▶ Exercise goal
Among the entries, find the lines with the string "browser" and report them.

▶ Excerpted records
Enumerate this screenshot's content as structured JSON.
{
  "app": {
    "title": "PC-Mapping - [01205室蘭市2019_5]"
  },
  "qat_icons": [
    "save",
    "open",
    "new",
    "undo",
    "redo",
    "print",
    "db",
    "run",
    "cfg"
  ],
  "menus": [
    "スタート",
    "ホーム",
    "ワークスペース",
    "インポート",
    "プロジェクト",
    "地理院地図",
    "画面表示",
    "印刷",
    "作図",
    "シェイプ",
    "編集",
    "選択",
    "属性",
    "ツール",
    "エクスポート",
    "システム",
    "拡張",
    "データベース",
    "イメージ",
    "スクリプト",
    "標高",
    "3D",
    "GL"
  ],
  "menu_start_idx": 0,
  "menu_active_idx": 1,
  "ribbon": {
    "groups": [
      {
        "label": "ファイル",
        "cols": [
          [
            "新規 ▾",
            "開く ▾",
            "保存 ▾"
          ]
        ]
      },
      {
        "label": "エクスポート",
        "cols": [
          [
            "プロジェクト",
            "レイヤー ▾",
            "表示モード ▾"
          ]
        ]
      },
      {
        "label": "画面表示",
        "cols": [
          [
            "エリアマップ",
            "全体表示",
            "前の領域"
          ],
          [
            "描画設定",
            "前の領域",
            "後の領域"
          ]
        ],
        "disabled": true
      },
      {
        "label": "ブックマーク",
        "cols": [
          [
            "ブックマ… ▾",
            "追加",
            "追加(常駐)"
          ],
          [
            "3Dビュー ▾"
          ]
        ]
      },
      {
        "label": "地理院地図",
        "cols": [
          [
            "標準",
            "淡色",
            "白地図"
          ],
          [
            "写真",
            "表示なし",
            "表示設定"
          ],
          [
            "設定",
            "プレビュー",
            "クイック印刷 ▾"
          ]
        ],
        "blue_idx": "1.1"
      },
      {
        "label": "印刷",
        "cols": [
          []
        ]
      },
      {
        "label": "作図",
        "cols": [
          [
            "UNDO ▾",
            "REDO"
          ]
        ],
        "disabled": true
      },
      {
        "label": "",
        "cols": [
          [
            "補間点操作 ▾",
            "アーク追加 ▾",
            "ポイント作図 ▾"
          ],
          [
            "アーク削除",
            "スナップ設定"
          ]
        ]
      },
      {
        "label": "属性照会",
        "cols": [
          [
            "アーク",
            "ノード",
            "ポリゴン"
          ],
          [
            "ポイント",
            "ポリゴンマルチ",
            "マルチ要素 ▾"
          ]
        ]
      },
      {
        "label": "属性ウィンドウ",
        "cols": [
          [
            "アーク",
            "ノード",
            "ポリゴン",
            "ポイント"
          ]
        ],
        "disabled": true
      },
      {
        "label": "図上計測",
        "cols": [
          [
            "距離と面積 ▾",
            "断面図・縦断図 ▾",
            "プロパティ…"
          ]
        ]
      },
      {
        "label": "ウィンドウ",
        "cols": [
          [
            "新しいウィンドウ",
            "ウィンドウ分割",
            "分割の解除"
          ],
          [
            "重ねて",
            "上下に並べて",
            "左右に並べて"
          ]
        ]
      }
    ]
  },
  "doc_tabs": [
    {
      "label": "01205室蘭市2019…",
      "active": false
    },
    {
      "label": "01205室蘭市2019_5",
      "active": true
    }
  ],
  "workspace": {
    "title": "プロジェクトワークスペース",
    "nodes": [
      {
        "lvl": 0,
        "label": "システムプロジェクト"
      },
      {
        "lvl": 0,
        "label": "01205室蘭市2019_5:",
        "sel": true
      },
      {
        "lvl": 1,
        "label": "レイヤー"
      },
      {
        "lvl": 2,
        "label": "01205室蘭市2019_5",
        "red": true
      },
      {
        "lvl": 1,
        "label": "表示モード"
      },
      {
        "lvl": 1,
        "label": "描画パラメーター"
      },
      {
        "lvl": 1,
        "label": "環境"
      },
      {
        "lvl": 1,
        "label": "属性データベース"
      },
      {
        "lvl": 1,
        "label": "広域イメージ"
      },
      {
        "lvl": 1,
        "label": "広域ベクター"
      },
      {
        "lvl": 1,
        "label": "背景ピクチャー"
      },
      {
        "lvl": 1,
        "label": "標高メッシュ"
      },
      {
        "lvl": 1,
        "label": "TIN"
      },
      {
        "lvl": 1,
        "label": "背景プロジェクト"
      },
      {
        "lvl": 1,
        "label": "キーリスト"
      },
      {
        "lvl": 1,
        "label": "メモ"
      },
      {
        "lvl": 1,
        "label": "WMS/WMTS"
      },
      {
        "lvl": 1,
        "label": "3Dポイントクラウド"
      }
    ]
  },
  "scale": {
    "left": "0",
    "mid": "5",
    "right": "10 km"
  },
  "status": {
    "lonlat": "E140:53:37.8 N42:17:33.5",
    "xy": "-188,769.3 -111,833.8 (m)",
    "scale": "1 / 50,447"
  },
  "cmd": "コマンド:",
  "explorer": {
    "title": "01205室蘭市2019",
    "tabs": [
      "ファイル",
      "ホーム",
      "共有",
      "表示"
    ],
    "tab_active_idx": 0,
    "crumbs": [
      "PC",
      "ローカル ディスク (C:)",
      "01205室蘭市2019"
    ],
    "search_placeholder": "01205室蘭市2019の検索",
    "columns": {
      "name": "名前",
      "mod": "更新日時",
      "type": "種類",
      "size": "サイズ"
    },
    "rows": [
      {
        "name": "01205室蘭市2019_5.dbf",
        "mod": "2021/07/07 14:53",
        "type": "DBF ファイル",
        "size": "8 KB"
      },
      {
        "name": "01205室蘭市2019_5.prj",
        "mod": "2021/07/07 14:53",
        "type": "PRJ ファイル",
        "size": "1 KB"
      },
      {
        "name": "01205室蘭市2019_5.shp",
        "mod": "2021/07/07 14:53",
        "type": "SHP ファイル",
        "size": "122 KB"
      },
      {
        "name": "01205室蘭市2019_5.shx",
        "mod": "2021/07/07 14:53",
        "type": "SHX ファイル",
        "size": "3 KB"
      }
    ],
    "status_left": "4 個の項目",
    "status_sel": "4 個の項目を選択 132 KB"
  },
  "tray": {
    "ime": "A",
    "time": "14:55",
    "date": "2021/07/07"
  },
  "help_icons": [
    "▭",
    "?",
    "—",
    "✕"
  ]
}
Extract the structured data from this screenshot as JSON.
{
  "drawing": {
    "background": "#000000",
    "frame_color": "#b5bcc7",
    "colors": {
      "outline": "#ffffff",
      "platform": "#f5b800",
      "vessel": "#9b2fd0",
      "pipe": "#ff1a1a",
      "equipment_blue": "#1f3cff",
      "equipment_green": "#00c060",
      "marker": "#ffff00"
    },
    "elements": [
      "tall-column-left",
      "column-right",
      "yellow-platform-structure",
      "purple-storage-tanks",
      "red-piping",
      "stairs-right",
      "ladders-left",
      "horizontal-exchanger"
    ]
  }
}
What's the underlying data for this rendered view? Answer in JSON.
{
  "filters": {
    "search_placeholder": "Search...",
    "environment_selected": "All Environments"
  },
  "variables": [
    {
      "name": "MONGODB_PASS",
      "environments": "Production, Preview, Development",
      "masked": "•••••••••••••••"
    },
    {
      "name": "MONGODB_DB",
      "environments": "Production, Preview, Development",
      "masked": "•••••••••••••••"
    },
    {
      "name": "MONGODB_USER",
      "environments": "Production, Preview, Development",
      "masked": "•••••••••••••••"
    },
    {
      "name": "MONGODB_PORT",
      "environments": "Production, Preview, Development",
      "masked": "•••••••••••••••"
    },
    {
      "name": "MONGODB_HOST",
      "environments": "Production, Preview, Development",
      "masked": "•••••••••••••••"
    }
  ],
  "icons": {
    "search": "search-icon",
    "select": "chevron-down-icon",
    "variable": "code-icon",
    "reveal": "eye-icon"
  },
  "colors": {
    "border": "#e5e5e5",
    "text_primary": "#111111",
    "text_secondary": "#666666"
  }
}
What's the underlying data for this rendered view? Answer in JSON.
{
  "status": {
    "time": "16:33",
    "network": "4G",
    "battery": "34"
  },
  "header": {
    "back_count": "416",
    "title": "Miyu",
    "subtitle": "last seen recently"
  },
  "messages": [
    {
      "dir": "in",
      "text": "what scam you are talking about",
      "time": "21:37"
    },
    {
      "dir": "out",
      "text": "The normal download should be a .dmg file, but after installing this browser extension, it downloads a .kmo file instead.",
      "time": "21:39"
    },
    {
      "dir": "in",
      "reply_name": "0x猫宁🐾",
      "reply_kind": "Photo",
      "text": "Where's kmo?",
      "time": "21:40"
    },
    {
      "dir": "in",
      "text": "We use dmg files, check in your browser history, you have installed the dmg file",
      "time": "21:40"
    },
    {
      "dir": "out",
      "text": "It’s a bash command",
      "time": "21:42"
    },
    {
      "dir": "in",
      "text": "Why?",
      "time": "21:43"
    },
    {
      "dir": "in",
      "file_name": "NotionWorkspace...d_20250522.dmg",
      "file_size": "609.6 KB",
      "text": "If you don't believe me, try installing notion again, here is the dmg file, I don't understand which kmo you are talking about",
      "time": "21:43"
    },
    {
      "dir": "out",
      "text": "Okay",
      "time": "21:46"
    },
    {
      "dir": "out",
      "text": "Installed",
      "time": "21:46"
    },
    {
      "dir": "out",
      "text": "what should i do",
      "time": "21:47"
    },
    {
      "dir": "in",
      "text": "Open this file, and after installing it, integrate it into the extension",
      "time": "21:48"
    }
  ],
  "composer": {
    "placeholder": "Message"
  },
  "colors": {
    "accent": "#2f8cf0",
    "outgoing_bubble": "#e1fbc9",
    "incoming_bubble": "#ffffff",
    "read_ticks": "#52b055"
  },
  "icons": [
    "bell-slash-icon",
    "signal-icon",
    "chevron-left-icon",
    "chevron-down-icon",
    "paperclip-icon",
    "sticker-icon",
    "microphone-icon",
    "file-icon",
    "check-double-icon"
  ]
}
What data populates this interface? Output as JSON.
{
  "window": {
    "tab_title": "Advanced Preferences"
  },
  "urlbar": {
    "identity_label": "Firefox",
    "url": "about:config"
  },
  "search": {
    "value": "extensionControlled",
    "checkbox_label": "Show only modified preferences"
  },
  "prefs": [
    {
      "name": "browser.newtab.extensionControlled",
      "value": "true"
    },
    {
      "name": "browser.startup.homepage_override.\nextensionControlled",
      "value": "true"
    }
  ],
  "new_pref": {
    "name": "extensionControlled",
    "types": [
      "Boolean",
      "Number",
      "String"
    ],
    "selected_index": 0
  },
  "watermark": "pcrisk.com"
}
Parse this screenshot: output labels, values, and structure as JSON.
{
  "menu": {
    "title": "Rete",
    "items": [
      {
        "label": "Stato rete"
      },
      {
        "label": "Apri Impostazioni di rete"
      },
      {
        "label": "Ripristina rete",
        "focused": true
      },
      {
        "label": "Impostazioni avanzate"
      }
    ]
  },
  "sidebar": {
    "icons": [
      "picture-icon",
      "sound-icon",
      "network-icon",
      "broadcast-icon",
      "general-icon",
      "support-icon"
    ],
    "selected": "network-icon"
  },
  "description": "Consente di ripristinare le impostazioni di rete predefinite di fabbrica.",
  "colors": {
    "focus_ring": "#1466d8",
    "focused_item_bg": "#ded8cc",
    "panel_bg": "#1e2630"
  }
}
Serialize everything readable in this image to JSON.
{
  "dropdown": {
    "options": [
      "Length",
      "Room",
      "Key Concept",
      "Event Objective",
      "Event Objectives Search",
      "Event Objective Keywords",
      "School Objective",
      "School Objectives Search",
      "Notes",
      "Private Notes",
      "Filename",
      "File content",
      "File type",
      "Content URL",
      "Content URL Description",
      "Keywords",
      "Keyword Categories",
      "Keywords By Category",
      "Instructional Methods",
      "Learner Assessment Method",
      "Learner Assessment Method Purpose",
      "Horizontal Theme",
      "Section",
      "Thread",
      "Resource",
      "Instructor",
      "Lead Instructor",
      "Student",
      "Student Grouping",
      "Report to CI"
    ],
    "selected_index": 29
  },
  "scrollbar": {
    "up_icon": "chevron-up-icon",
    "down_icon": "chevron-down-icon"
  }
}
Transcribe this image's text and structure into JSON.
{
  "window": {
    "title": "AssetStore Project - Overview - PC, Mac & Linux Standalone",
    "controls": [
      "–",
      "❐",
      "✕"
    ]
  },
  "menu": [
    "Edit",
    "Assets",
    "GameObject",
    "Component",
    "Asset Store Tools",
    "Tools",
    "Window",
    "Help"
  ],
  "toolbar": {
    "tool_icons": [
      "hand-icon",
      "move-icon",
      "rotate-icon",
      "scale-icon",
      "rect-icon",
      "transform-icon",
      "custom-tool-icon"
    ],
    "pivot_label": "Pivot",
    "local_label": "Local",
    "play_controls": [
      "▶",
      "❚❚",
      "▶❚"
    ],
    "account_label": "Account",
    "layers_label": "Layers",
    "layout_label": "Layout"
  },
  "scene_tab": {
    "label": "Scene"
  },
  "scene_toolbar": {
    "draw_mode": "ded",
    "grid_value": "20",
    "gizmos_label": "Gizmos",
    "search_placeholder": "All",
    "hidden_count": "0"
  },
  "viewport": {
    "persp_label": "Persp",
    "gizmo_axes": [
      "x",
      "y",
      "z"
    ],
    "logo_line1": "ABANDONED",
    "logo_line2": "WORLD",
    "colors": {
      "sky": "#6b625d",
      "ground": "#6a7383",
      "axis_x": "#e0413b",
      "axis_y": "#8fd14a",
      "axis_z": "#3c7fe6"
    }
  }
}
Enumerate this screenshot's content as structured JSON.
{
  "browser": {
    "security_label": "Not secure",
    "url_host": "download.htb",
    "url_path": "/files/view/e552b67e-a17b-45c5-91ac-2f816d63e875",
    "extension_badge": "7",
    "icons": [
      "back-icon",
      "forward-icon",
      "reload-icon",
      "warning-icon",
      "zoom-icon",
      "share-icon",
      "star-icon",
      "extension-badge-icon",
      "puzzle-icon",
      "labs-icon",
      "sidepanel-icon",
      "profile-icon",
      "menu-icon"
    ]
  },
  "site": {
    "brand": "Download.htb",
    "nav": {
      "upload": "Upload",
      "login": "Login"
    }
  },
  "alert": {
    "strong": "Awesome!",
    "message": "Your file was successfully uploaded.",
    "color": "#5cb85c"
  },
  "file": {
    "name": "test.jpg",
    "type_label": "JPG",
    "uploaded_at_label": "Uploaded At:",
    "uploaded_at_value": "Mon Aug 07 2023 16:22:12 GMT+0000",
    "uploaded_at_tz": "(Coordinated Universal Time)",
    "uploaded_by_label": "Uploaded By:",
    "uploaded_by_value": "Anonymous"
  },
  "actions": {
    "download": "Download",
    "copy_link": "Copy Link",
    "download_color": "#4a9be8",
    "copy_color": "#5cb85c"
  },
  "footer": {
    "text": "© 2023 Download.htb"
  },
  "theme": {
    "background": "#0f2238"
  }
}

▶ Problem solution
      "text": "The normal download should be a .dmg file, but after installing this browser extension, it downloads a .kmo file instead.",
      "text": "We use dmg files, check in your browser history, you have installed the dmg file",
      "name": "browser.newtab.extensionControlled",
      "name": "browser.startup.homepage_override.\nextensionControlled",
  "browser": {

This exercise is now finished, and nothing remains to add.